OK, well, it's not completely unbiased...
I've been playing DBA on and off since 1.0 [which I still own]. At various times I've: been completely exasperated by the game, been beaten by children, won championships and plaques, played historical battles, taught it to non-gamers, taught it to gamers [not as fun as non-gamers], tried a campaign, quit playing, started again, been on a long hiatus. In short, it's been sort of a love-hate relationship [reminds me of a girl I used to know...]
Anyway, this is the dawn of a new era for DBA, even as Phil Barker's health seems to indicate the dusk of an era. I think he's the only gamer whose name is commonly used as both a verb [to barker] and a language [barkerese]. He has also contributed widely and deeply to gaming in the hobby with a common-sense approach to history, archaeology and literary works that provides a "more likely than not" situation for many gaming interpretations. So first of all, "Hats off to you, Phil!"
DBA 3.0 is not a cheap folded paperback at $15. It cost me about triple that to buy it from Amazon UK and ship it over the pond. On Military Matters has it about the same price, the Black Hat seemed a tad less. Anyway, here's the scoop in bullet points:
- Price. Triple the old game to get in the USA. Much more offered than in the old booklets, so read on!
- Physical Presentation. Very solid hardback, opens well and will stay open on the flat table. APPEARS to be ready to last with tight stitching and quality paper. It's a little shiny / glossy which makes it hard to read in direct light at times. The same puzzled Roman is on the cover trying to [we assume] figure out a much more complex set of rules [as in nearly all the other sets of rules...]. Grade = A [spiral would've been A+].
- Organization. a 500% improvement over past editions. There is an alphabetical list of armies, an INDEX [yes, I'm serious, an INDEX] and...a GEOGRAPHICAL index for the 85 "header" armies, each of which has several sub-army lists. This is for the few people who don't know where when the Ilkhanid, Cuman, Hsi-Hsia and Urartian armies fought. Oh, wait, that's 95% of us...and did I mention there's not one but THREE indexes? Grade = A+

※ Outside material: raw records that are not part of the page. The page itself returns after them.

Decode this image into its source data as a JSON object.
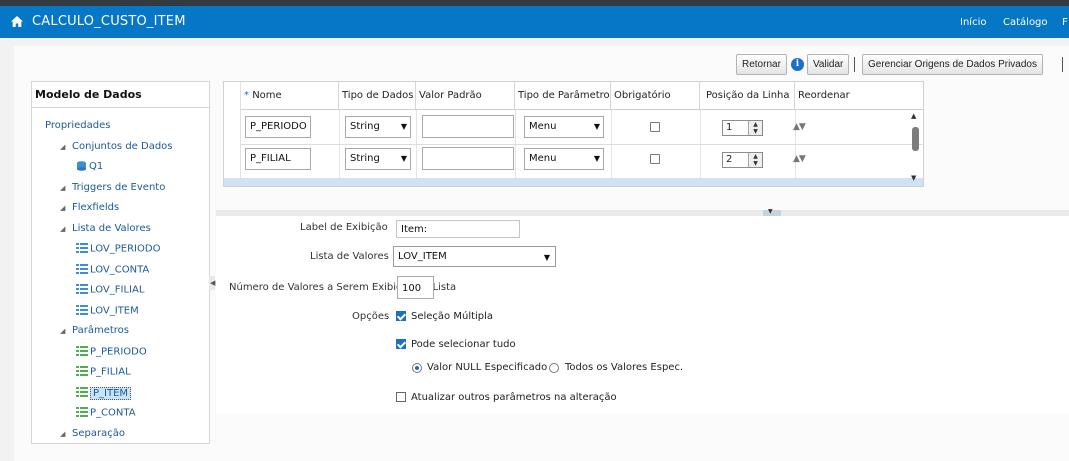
{
  "header": {
    "title": "CALCULO_CUSTO_ITEM",
    "links": [
      "Início",
      "Catálogo",
      "F"
    ]
  },
  "toolbar": {
    "return_label": "Retornar",
    "info_icon": "i",
    "validate_label": "Validar",
    "manage_label": "Gerenciar Origens de Dados Privados"
  },
  "left_panel": {
    "title": "Modelo de Dados",
    "tree": {
      "properties": "Propriedades",
      "datasets": "Conjuntos de Dados",
      "q1": "Q1",
      "triggers": "Triggers de Evento",
      "flexfields": "Flexfields",
      "lov_list": "Lista de Valores",
      "lov_periodo": "LOV_PERIODO",
      "lov_conta": "LOV_CONTA",
      "lov_filial": "LOV_FILIAL",
      "lov_item": "LOV_ITEM",
      "parameters": "Parâmetros",
      "p_periodo": "P_PERIODO",
      "p_filial": "P_FILIAL",
      "p_item": "P_ITEM",
      "p_conta": "P_CONTA",
      "separation": "Separação"
    }
  },
  "grid": {
    "required_marker": "*",
    "headers": [
      "Nome",
      "Tipo de Dados",
      "Valor Padrão",
      "Tipo de Parâmetro",
      "Obrigatório",
      "Posição da Linha",
      "Reordenar"
    ],
    "rows": [
      {
        "name": "P_PERIODO",
        "data_type": "String",
        "default": "",
        "param_type": "Menu",
        "required": false,
        "position": "1"
      },
      {
        "name": "P_FILIAL",
        "data_type": "String",
        "default": "",
        "param_type": "Menu",
        "required": false,
        "position": "2"
      }
    ]
  },
  "detail": {
    "display_label_label": "Label de Exibição",
    "display_label_value": "Item:",
    "lov_label": "Lista de Valores",
    "lov_value": "LOV_ITEM",
    "num_values_label": "Número de Valores a Serem Exibidos na Lista",
    "num_values_value": "100",
    "options_label": "Opções",
    "multi_select": "Seleção Múltipla",
    "select_all": "Pode selecionar tudo",
    "radio_null": "Valor NULL Especificado",
    "radio_all": "Todos os Valores Espec.",
    "refresh_others": "Atualizar outros parâmetros na alteração"
  }
}
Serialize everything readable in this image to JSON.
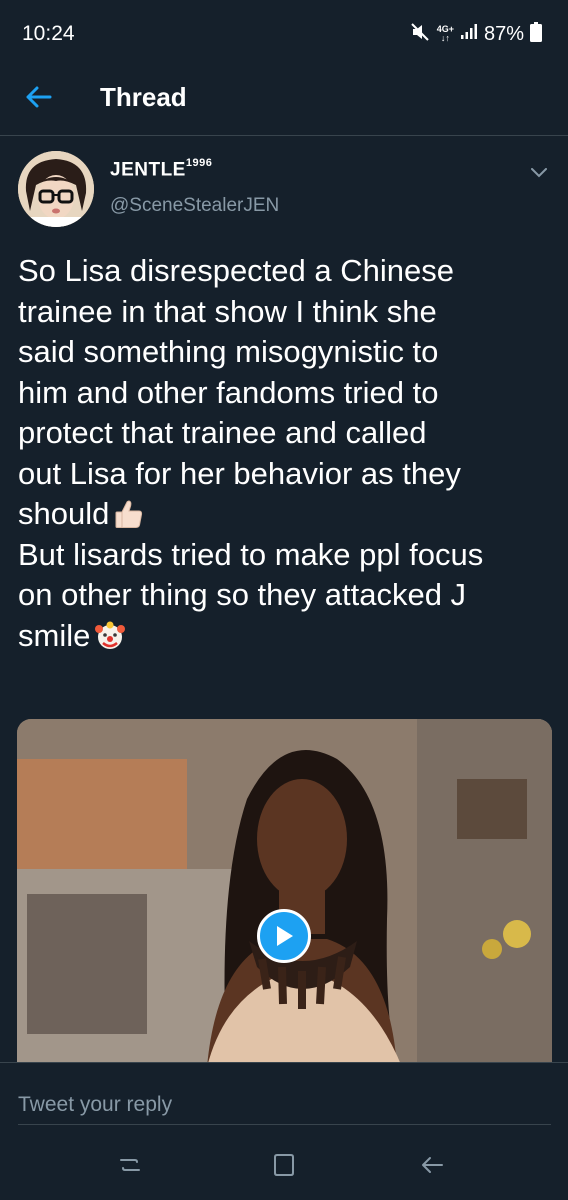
{
  "status_bar": {
    "time": "10:24",
    "network": "4G+",
    "battery": "87%"
  },
  "header": {
    "title": "Thread",
    "back_icon": "arrow-left-icon"
  },
  "tweet": {
    "author": {
      "name": "JENTLE",
      "name_superscript": "1996",
      "handle": "@SceneStealerJEN"
    },
    "text_lines": [
      "So Lisa disrespected a Chinese",
      "trainee in that show I think she",
      "said something misogynistic to",
      "him and other fandoms tried to",
      "protect that trainee and called",
      "out Lisa for her behavior as they",
      "should",
      "But lisards tried to make ppl focus",
      "on other thing so they attacked J",
      "smile"
    ],
    "emojis": [
      "thumbs-up-emoji",
      "clown-emoji"
    ],
    "media": {
      "type": "video",
      "play_icon": "play-icon"
    }
  },
  "reply": {
    "placeholder": "Tweet your reply"
  },
  "nav_bar": {
    "items": [
      "recents-icon",
      "home-icon",
      "back-icon"
    ]
  },
  "colors": {
    "background": "#15202b",
    "accent": "#1da1f2",
    "secondary_text": "#8899a6",
    "divider": "#38444d"
  }
}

- Rules. There seems to be considerable thought put into adding diversity and variety with a minimum of complexity and additional rules. The rules still clock in at about 12 pages. But for those people who HAVE to differentiate between Burgundian Ordonnance bow/pike use and that of say French or even Achaean, it's in there. The greatest beneficiaries seem to me the irregular armies, which gain some character with the Fast / Solid characteristic, and changes to movement. Aux Welsh spearmen now seem a lot more historical and dangerous to engage than before, and aren't as vulnerable to Cav in the open. Overall, the Dark Ages will benefit from the rule changes and even well-worn favorites like Gauls and Marian Romans have new subtleties. Finally, the rules strongly resemble English in many ways, and are much more intelligible to anyone who didn't study symbology or hebrew. A huge improvement! Grade = B+ [fully in English = 'A']
- Diagrams!!! yes, I mean that there are actually pics to explain the rules in detail. Most impressively, there are 16 pages of diagrams !!!! Really! A pic is worth 1,000 words, and never more so than now. While there was 1 page with 3 diagrams in the past, now there's loads. A big win for new players and nearly anyone who doesn't have an experienced player to show them the rules. Grade = A+
- Army Lists.
- There are four sections to the lists: Chariot, Classical, Early Medieval, and High Medieval periods. These now take up 102 pages, with 313 main army entries [about 60-80 in each section], each having several sub lists. So the total is pushing 1000 army lists!
- So far, every single list I play or have read has additions, new variety, and further qualifications that make them more interesting, sometimes with additional sub-lists or troop types.
- Also helpful, they all have a paragraph description that is informative and often amusing. Well known or contentious histories can be quite long, i.e. Sub-Roman British. Even better, there are reference book lists including NOVELS which I think are very inspiring for the gamer as well is sometimes superbly researched - better than many history books.
- Overall, I see a more realism, flexibility and playability, with sensible rules [haven't played yet] to accompany them. Grade = A+
In short, I believe it is worth the added expense, and will provide it's original intent of a fast-play set of rules quite well, again with some friendly guidance from an experienced friend or the Fanaticus Forum, perhaps TMP [which has a designated DBx forum]. There is additional detail for the experienced player and gamer, but you could still throw down two simple armies and teach a newbie very easily. The old campaign rules will no doubt be available on line and also Sue Barker is working on an intro book that will probably make an excellent gift to someone young or just new to the hobby.
So don't let the nay-sayers guide your actions! 1.0, 2.0 and 2.2 will soon be quite dead, so let them go and move along to a bright future with the DBA community!